Director: Jack Arnold
Writers: Richard Matheson (screenplay)
Stars: Grant Williams, Randy Stuart, April Kent
Horror and science fiction writer Richard Matheson was born in Allendale, New Jersey (1926). He wrote for television shows, including The Twilight Zone and Star Trek, and he wrote more than 20 novels and 100 short stories. His most famous books include I Am Legend (1954), The Shrinking Man (1956), later retitled The Incredible Shrinking Man, and What Dreams May Come (1978).
"I was continuing to shrink, to become… what? The infinitesimal? What was I? Still a human being? Or was I the man of the future? If there were other bursts of radiation, other clouds drifting across seas and continents, would other beings follow me into this vast new world? So close - the infinitesimal and the infinite. But suddenly, I knew they were really the two ends of the same concept. The unbelievably small and the unbelievably vast eventually meet - like the closing of a gigantic circle.
I looked up, as if somehow I would grasp the heavens. The universe, worlds beyond number, God’s silver tapestry spread across the night. And in that moment, I knew the answer to the riddle of the infinite. I had thought in terms of man’s own limited dimension. I had presumed upon nature. That existence begins and ends in man’s conception, not nature’s. And I felt my body dwindling, melting, becoming nothing. My fears melted away. And in their place came acceptance. All this vast majesty of creation, it had to mean something.

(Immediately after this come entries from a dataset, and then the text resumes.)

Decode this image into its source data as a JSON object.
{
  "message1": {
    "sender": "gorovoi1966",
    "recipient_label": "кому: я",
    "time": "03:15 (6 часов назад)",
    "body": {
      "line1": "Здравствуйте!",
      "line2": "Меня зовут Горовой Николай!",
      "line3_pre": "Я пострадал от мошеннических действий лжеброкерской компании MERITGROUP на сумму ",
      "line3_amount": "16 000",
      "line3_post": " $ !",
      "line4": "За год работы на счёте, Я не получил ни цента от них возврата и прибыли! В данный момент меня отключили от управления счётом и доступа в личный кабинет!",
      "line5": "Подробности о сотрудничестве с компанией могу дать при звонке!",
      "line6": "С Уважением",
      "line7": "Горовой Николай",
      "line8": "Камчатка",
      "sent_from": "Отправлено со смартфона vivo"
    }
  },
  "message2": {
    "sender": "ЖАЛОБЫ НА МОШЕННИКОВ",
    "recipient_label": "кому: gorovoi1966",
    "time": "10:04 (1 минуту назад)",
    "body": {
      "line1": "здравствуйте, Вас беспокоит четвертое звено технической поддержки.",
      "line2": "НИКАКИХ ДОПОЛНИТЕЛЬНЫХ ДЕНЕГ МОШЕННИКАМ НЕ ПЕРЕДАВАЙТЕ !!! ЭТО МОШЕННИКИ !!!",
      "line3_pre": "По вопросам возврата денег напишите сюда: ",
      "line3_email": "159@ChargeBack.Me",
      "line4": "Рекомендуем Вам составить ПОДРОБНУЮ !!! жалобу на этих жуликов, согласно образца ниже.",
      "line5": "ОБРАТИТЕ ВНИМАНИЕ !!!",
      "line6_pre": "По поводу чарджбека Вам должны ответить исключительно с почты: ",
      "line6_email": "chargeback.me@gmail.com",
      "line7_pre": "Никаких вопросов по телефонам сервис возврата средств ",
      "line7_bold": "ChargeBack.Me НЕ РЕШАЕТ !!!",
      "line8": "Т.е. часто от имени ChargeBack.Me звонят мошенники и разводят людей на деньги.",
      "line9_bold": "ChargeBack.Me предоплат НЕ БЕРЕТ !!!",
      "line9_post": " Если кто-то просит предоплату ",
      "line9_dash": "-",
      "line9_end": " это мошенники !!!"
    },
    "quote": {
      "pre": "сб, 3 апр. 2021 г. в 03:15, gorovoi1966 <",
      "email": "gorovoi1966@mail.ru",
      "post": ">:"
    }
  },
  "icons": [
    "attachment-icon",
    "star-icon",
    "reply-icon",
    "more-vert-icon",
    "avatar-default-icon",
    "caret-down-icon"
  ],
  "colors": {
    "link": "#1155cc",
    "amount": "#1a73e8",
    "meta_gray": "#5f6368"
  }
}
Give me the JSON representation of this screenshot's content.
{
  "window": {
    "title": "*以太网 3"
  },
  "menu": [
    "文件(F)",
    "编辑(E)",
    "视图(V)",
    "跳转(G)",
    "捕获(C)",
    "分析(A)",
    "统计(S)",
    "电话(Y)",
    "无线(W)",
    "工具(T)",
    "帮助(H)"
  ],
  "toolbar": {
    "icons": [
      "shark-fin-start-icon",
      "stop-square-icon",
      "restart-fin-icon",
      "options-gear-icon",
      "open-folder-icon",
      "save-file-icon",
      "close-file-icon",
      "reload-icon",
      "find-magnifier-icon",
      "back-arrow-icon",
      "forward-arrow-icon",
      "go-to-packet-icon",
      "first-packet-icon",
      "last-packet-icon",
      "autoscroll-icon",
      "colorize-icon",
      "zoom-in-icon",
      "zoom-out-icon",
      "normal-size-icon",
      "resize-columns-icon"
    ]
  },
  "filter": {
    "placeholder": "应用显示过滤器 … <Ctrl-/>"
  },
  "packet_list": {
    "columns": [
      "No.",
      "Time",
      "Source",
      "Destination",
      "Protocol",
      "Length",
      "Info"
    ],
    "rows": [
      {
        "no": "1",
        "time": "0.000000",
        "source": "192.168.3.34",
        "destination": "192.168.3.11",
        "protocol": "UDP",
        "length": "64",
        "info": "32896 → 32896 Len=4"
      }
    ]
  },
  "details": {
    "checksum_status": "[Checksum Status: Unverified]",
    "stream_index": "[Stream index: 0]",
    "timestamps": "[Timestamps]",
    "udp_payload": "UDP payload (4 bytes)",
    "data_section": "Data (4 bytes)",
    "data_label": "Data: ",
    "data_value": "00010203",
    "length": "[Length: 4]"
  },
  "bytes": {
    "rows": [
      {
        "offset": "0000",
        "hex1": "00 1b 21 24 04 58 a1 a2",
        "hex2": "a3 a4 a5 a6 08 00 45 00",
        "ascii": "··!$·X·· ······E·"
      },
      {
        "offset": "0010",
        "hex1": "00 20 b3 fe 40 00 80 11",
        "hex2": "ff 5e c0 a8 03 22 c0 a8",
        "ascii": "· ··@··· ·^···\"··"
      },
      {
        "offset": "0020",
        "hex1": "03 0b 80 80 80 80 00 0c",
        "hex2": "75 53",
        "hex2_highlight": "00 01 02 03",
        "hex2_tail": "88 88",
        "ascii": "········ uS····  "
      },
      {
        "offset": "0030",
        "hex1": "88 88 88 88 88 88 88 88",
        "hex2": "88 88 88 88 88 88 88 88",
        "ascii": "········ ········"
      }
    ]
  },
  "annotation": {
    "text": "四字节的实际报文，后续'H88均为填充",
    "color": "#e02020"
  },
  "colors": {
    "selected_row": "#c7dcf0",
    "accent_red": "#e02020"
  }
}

And then I meant something, too. Yes, smaller than the smallest, I meant something, too. To God, there is no zero. I still exist!"
Richard Matheson, The Shrinking Man, 1956
“He picked up the book and tried to read, but he couldn’t. Sentences ran together
like muddy rivulets of prose.”
“A strange calm possessed me. I thought more clearly than I had ever thought before - as if my
mind were bathed in a brilliant light. I recognized that part of my illness was rooted in hunger,
and I remembered the food on the shelf, the cake thredded with spider web. I no longer felt
hatred for the spider. Like myself it struggled blindly for the means to live.”
“My prison, almost as far as I could see, a gray friendless area of space and time, and I
resolved that as man had dominated the world of the sun, so I would dominate my world.”
" And I felt my body dwindling, melting, becoming nothing. My fears locked away and in their place
came acceptance. All this vast majesty of creation, it had to mean something. And then I meant
something, too. Yes, smaller than the smallest, I meant something, too. To God there is no zero.
I still exist. “
Movie stagehands pushing a 400-pound pair of gigantic scissors on a dolly next to two men carrying a 21-ft. pencil,
just some of the props that created the illusion of a dwindling hero for the movie “The Incredible Shrinking Man”
at Universal Studios.
The special effects technicians were able to create giant drops of water by filling up condoms and dropping them.
Grant Williams with director Jack Arnold on the set of "The incredible shrinking man", 1957